"It is better to make cuts in the Central Office so you protect the classroom," Mayor Rahm Emanuel said Friday.
Another laid-off worker also spoke to reporters after getting laid off, saying "Feeling a little surprised, but kind of expected it."
The laid-off employee, who declined to give his name, said he was upset that he couldn't help disadvantaged children anymore.
"I just recently dealt with donations of winter coats. It's cold out. I need to get coats to schools and I was one of the few people to do that here, so," the laid-off employee said.
The announcement comes at a difficult time for the district, which has roughly 400,000 students and faces a $1.1 billion budget deficit and the potential of midyear teacher layoffs.
"There's no doubt that these cuts are painful," schools CEO Forrest Claypool said in a statement Friday. "However, with limited resources and a budget crisis not just this year but into the foreseeable future, we had no choice."
Tough contract negotiations with the Chicago Teachers Union, which went on strike in 2012, are ongoing.

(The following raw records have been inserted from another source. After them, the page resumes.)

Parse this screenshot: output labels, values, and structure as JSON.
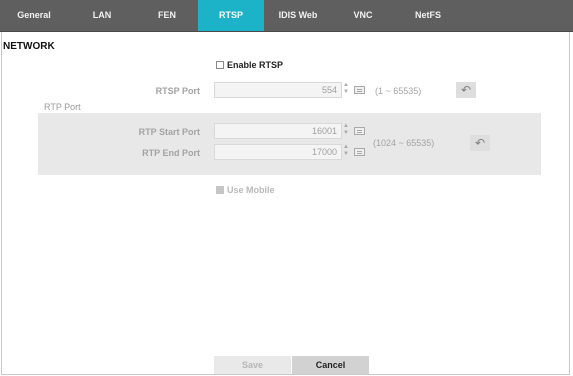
{
  "tabs": [
    {
      "label": "General"
    },
    {
      "label": "LAN"
    },
    {
      "label": "FEN"
    },
    {
      "label": "RTSP",
      "active": true
    },
    {
      "label": "IDIS Web"
    },
    {
      "label": "VNC"
    },
    {
      "label": "NetFS"
    }
  ],
  "section_title": "NETWORK",
  "enable_rtsp": {
    "label": "Enable RTSP",
    "checked": false
  },
  "rtsp_port": {
    "label": "RTSP Port",
    "value": "554",
    "range": "(1 ~ 65535)"
  },
  "rtp_port": {
    "group_label": "RTP Port",
    "start": {
      "label": "RTP Start Port",
      "value": "16001"
    },
    "end": {
      "label": "RTP End Port",
      "value": "17000"
    },
    "range": "(1024 ~ 65535)"
  },
  "use_mobile": {
    "label": "Use Mobile",
    "checked": false,
    "disabled": true
  },
  "buttons": {
    "save": "Save",
    "cancel": "Cancel"
  },
  "icons": {
    "spinner_up": "▲",
    "spinner_down": "▼",
    "undo": "↶"
  },
  "colors": {
    "tab_bar": "#5f5f5f",
    "tab_active": "#1cb3c8",
    "panel": "#e8e8e8"
  }
}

Earlier this week, top Illinois Republicans called for a state takeover of the district because of the fiscal crisis, a plan Democrats and Chicago school officials blasted.
CPS source has given up hope for state aid before the second semester starts on Feb. 8. Meanwhile, the district will meet with the teacher's union to achieve concessions that they said will avoid teacher layoffs that could affect the quality of instruction in the classrooms.
CPS administrations dating back 20 years to the early days of the Daley administration claimed to have "cut the central office" repeatedly to make the district more efficient.
However, Sara Karp, a longtime education reporter now working at the watchdog organization, the Better Government Association, said that cutting doesn't always mean CPS is saving money.
Karp said after past central office cuts CPS re-hires employees or adds new workers.
"And so, what you wind up having is more of a reshuffling of the deck chairs instead of real cuts," Karp said.
The mayor vowed this round of cuts will be different:
"We'll walk you through all the line items so you'll have them and we're going to continue to make cuts. And if anything it shows that the Central office was bloated," Emanuel said.
The Associated Press contributed to this report.